SW must evolve to meet the changing needs of the customer.

SW evolution ...
SW must evolve to meet the changing needs of the customer. ... starts after the delivery and on-site installation of SW product Maintenance is an activity of this phase


Customers Version of Requirements


Project Leaders Understanding of Requirements


Design of SW by Specification


Implementation of SW


Business Consultants Understanding of the SW


Documentation Quality of SW
Here please remember how you documented your projects so far and please do not forget this figure when writing project reports!


SW After On-site Installation


What Customer Pays For


Contribution of Computer Aids and SW Development Tools


The Real Need of Customer


What is a software process model?

... is a simplified description of a SW process. ... shows through what phases SW is developed. SW developers select among various process models regarding the character of the particular SW system they are to develop. Generic process models
Waterfall; Iterative development; Component-based software engineering.

What are the costs of SW engineering?

Roughly 60% are development costs, 40% are testing costs. For custom software, evolution costs often exceed development costs. Costs vary depending on the type of system being developed and the requirements of system attributes such as performance and system reliability. Distribution of costs depends on the development model used.

What is CASE (Computer-Aided Software Engineering)?

Software systems that are intended to provide automated support for software process activities. CASE systems are often used for method support. Upper-CASE
Tools to support the early process activities of requirements and design;
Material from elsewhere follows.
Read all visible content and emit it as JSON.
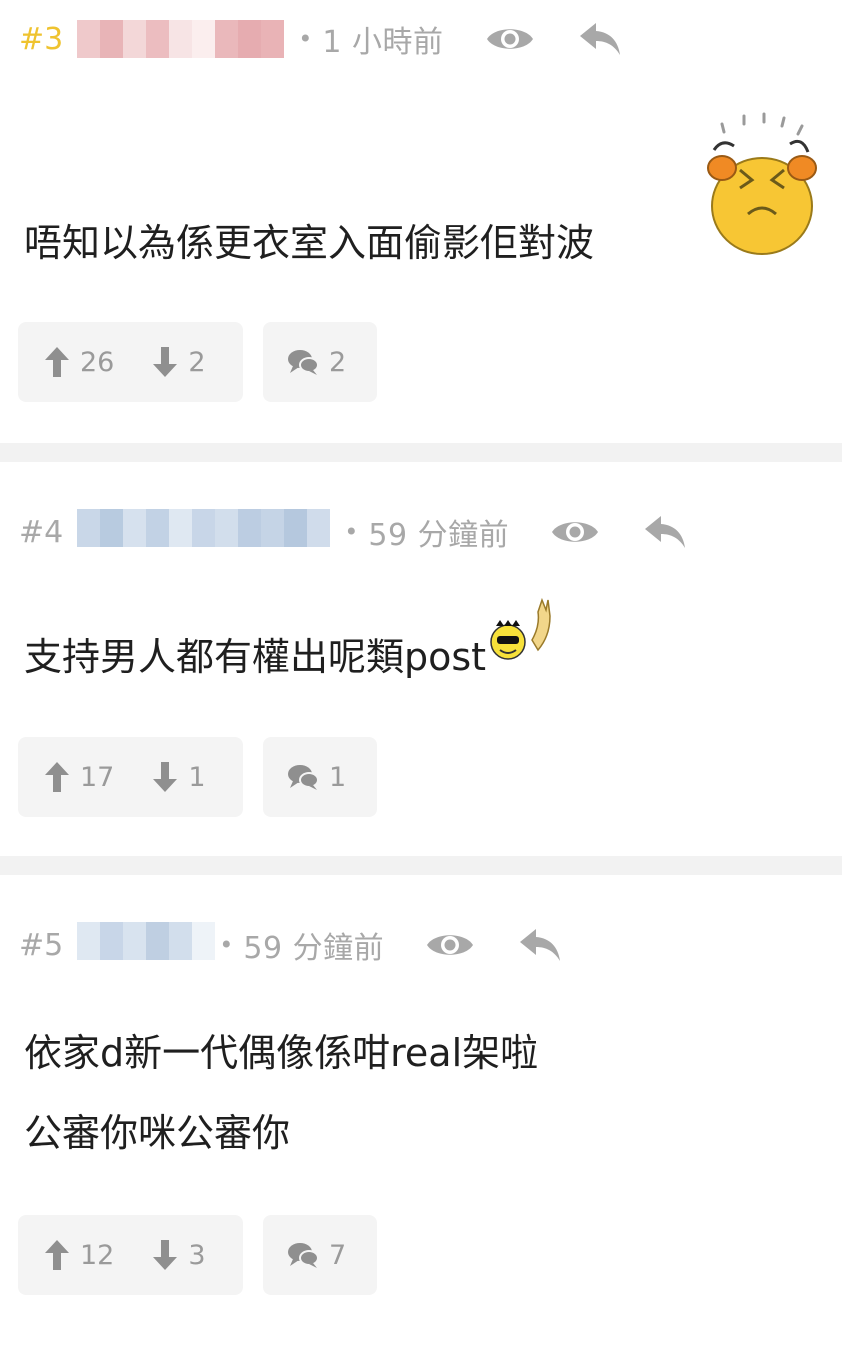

Tools to support later activities such as programming, debugging and testing.

What are the attributes of good software?

SW should deliver the required functionality and performance to the user and should be maintainable, dependable and acceptable. Maintainability
Software must evolve to meet changing needs;

Software must be trustworthy;
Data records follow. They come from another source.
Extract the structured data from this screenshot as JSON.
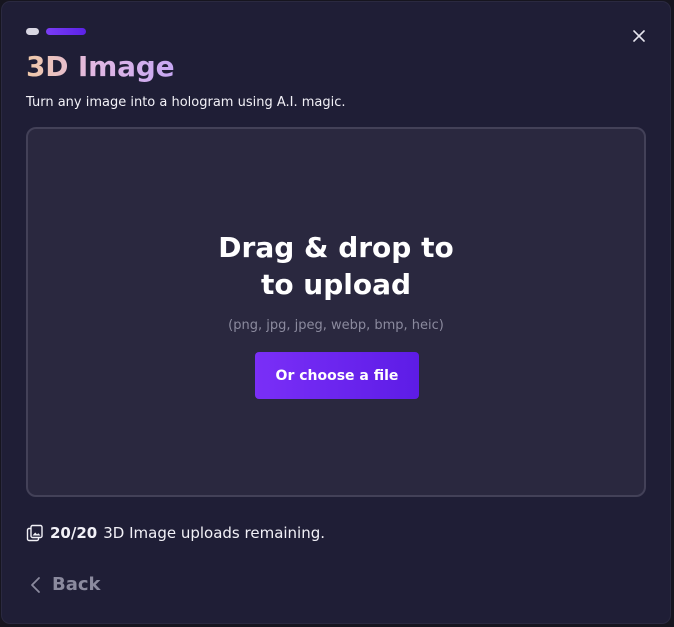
{
  "modal": {
    "title": "3D Image",
    "subtitle": "Turn any image into a hologram using A.I. magic."
  },
  "stepper": {
    "total_steps": 2,
    "current_step": 2
  },
  "dropzone": {
    "title_line1": "Drag & drop to",
    "title_line2": "to upload",
    "formats": "(png, jpg, jpeg, webp, bmp, heic)",
    "choose_label": "Or choose a file"
  },
  "quota": {
    "count": "20/20",
    "text": "3D Image uploads remaining."
  },
  "footer": {
    "back_label": "Back"
  },
  "icons": {
    "close": "close-icon",
    "uploads": "image-stack-icon",
    "back": "chevron-left-icon"
  },
  "colors": {
    "modal_bg": "#1f1e36",
    "dropzone_bg": "#2a283f",
    "accent": "#6f2cf5",
    "muted_text": "#8b8a9e"
  }
}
Software should not make wasteful use of system resources;

Software must accepted by the users for which it was designed. This means it must be understandable, usable and compatible with other systems.


What are the key challenges facing software engineering?

Developing techniques for building software that can cope with heterogeneous platforms and execution environments;

Developing techniques that lead to faster delivery of software;

Developing techniques that demonstrate that software can be trusted by its users.


Professional and ethical responsibility

Software engineering involves wider responsibilities than simply the application of technical skills. Software engineers must behave in an honest and ethically responsible way if they are to be respected as professionals. Ethical behaviour is more than simply upholding the law.

Issues of professional responsibility

Engineers should normally respect the confidentiality of their employers or clients irrespective of whether or not a formal confidentiality agreement has been signed.

Engineers should not misrepresent their level of competence. They should not knowingly accept work which is outwith their competence.

Issues of professional responsibility

Intellectual property rights
Engineers should be aware of local laws governing the use of intellectual property such as patents, copyright, etc. They should be careful to ensure that the intellectual property of employers and clients is protected.

Computer misuse
Software engineers should not use their technical skills to misuse other peoples computers. Computer misuse ranges from relatively trivial (game playing on an employers machine, say) to extremely serious (dissemination of viruses).

Ethical Dilemmas
Disagreement in principle with the policies of senior management. Your employer acts in an unethical way and releases a safety-critical system without finishing the testing of the system. Participation in the development of military weapons systems or nuclear systems.